RK: The governor's office has taken it as a priority to really ensure that, number one, we have education programs in place to address this issue with our youth, but also to conduct studies to make sure that we're not seeing increases in abuse by our youth. A lot of that is being rolled out right now as we're starting to collect all this tax revenue and a lot of those programs get funded.
So there's a lot of active involvement in terms of, for example, the Department of Human Services, Department of Public Health and Environment, and Department of Public Safety. They're all monitoring it and collecting statistics and data that we'll continue to analyze.
GL: If those studies came back and there was a rise in youth, what could regulators potentially do about that? Are education efforts pretty much the only tool, or is there more that can be done?
RK: I think that we would have to leave that to the policymakers — certainly the governor's office and the General Assembly.

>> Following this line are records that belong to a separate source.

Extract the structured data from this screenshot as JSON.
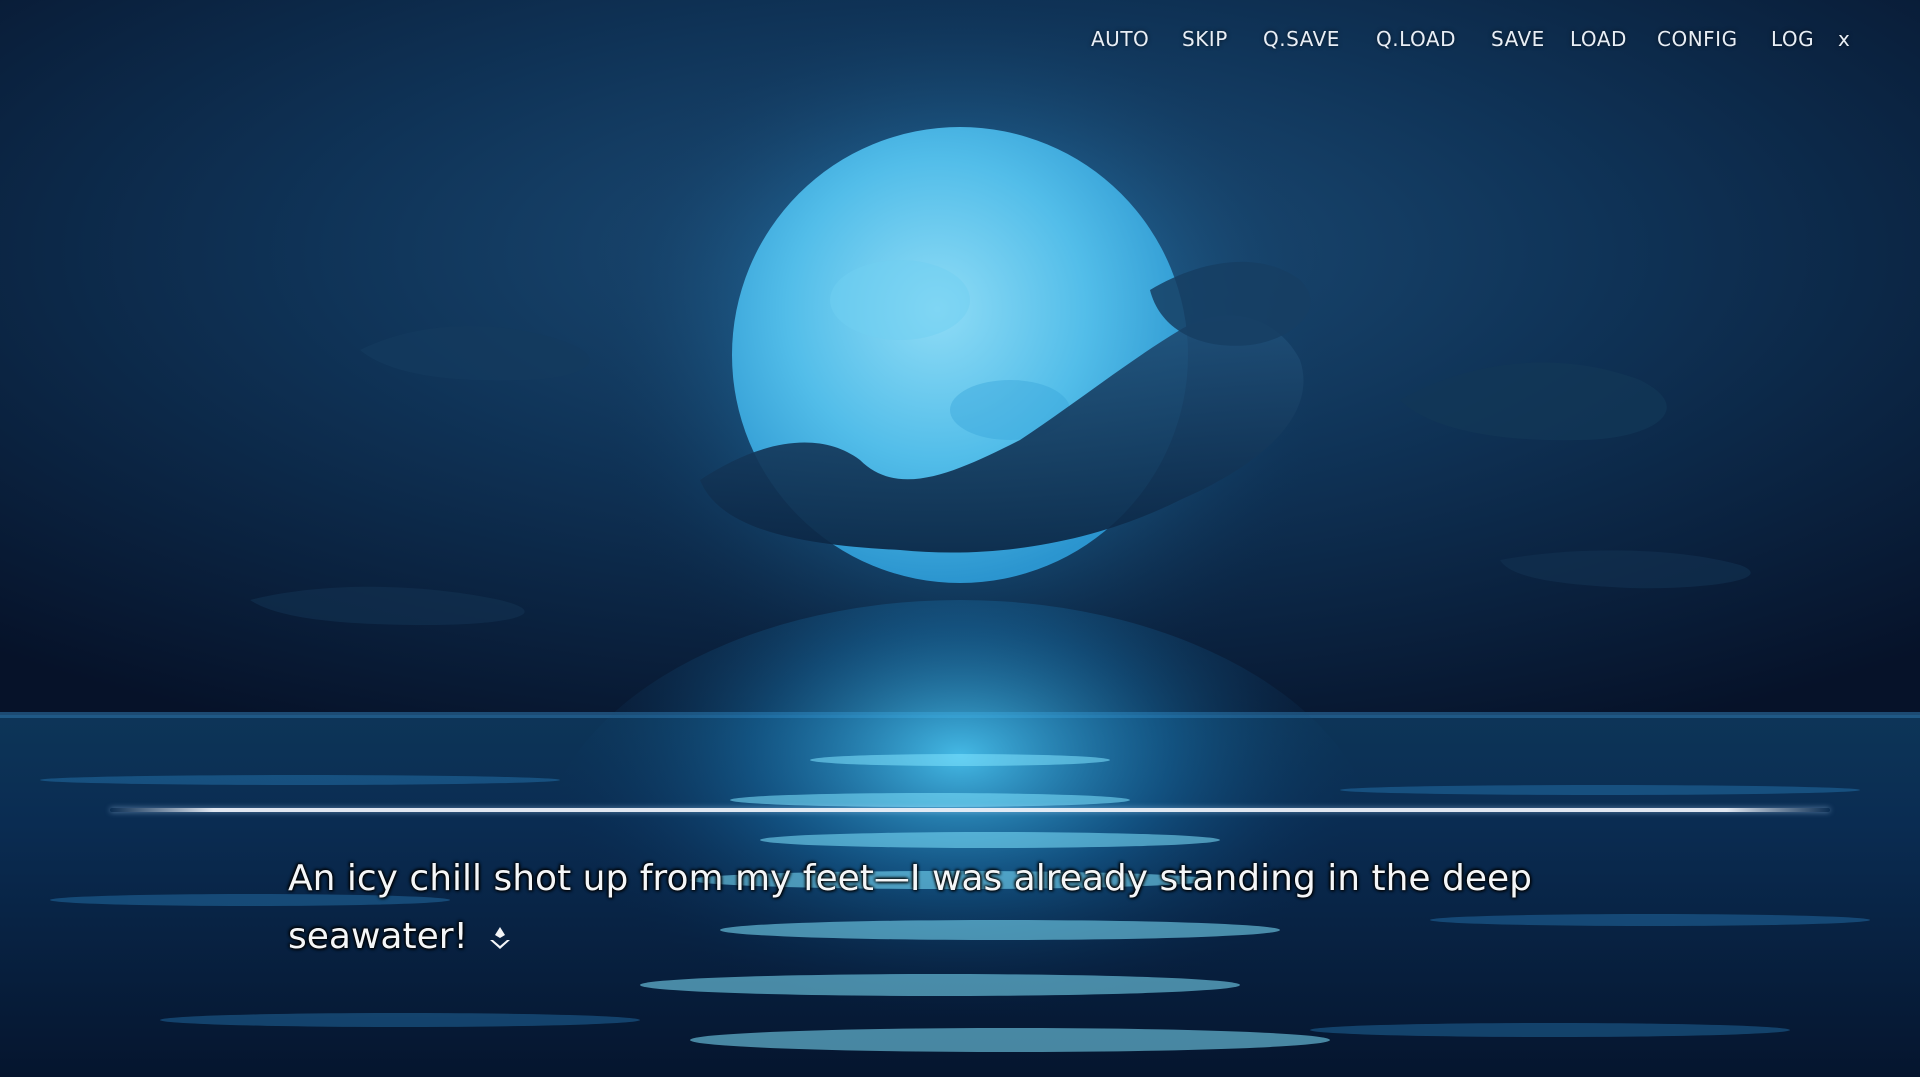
{
  "menu": {
    "items": [
      "AUTO",
      "SKIP",
      "Q.SAVE",
      "Q.LOAD",
      "SAVE",
      "LOAD",
      "CONFIG",
      "LOG"
    ],
    "close_label": "x"
  },
  "dialogue": {
    "text": "An icy chill shot up from my feet—I was already standing in the deep seawater!"
  },
  "colors": {
    "sky": "#0b2a4a",
    "moon": "#5ec8f0",
    "sea_glow": "#2fb6ea",
    "text": "#f4f6f8"
  },
  "icons": {
    "advance": "diamond-arrow-advance-icon"
  }
}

I think, obviously, they're very interested in that.
But I think a real key to this is education. Colorado has already started launching campaigns for education with our youth. I think that's the number one priority.
The Division of Marijuana Enforcement is also out there right now doing compliance inspections for underage violations. So we do it very similarly to what they do in liquor regulation where you send in operatives who are underage and try to make them buy product and make sure the industry is identifying those people and not selling to them.
There's another component of education on the industry side. We need to make sure that they know how to identify people using fraudulent IDs, and making sure that they're taking their role very seriously in terms of keeping it out of the hands of kids.
GL: Another issue is how the revenues have come in. I know the governor's office put out some numbers a while back. Have those numbers surpassed or fallen below expectations?
RK: I think, so far, the numbers are not pacing with the original projection.
One of the biggest contributors to that is that, while the state has licensed in excess of 200 retail stores, these businesses can't operate until they also have local approval. Local jurisdictions are slowly rolling out their approvals. So right now we're in the range of 80 to 100 retail stores that are operating in the state, and the state has actually approved over 200 stores.
Once those local governments get all their approvals process and we have those stores up and running, I think we're going to start getting closer to what we were initially projecting in terms of revenue.
RK: The best advice I can give them is to take a look at the approach we took to creating the public policy and the rules by bringing together all the stakeholders, making sure that you listen to all the different points of view, and try to get as many different perspectives on things before you actually formulate that public policy to make sure that you've addressed everything. You have to have a balanced approach to it. That's the number one recommendation I would make.
The second thing I would say is make sure you give yourself ample time to roll out and create a regulatory framework. Again, we were able to get it done. But it would have certainly been nice to have a little more time to put things together. Unfortunately the way the constitutional amendment works really drove a lot of those deadlines, so there wasn't a great deal of flexibility.
GL: I have to say that I'm a little surprised just how generally positive you seem. Did you expect legalization to go this well?
RK: Well, you always hope that it's going to go that well. I can tell you that we've had a lot of sleepless nights here. Certainly we expected that there would be challenges, but, like I said, we're very, very pleased with the success that the rollout has enjoyed so far.
Still, you can't let your guard down. You have to continue working on issues. And like I said, we still have more deadlines ahead of us. We have new applications coming in in July, the rollout of the testing. So you never let your guard down.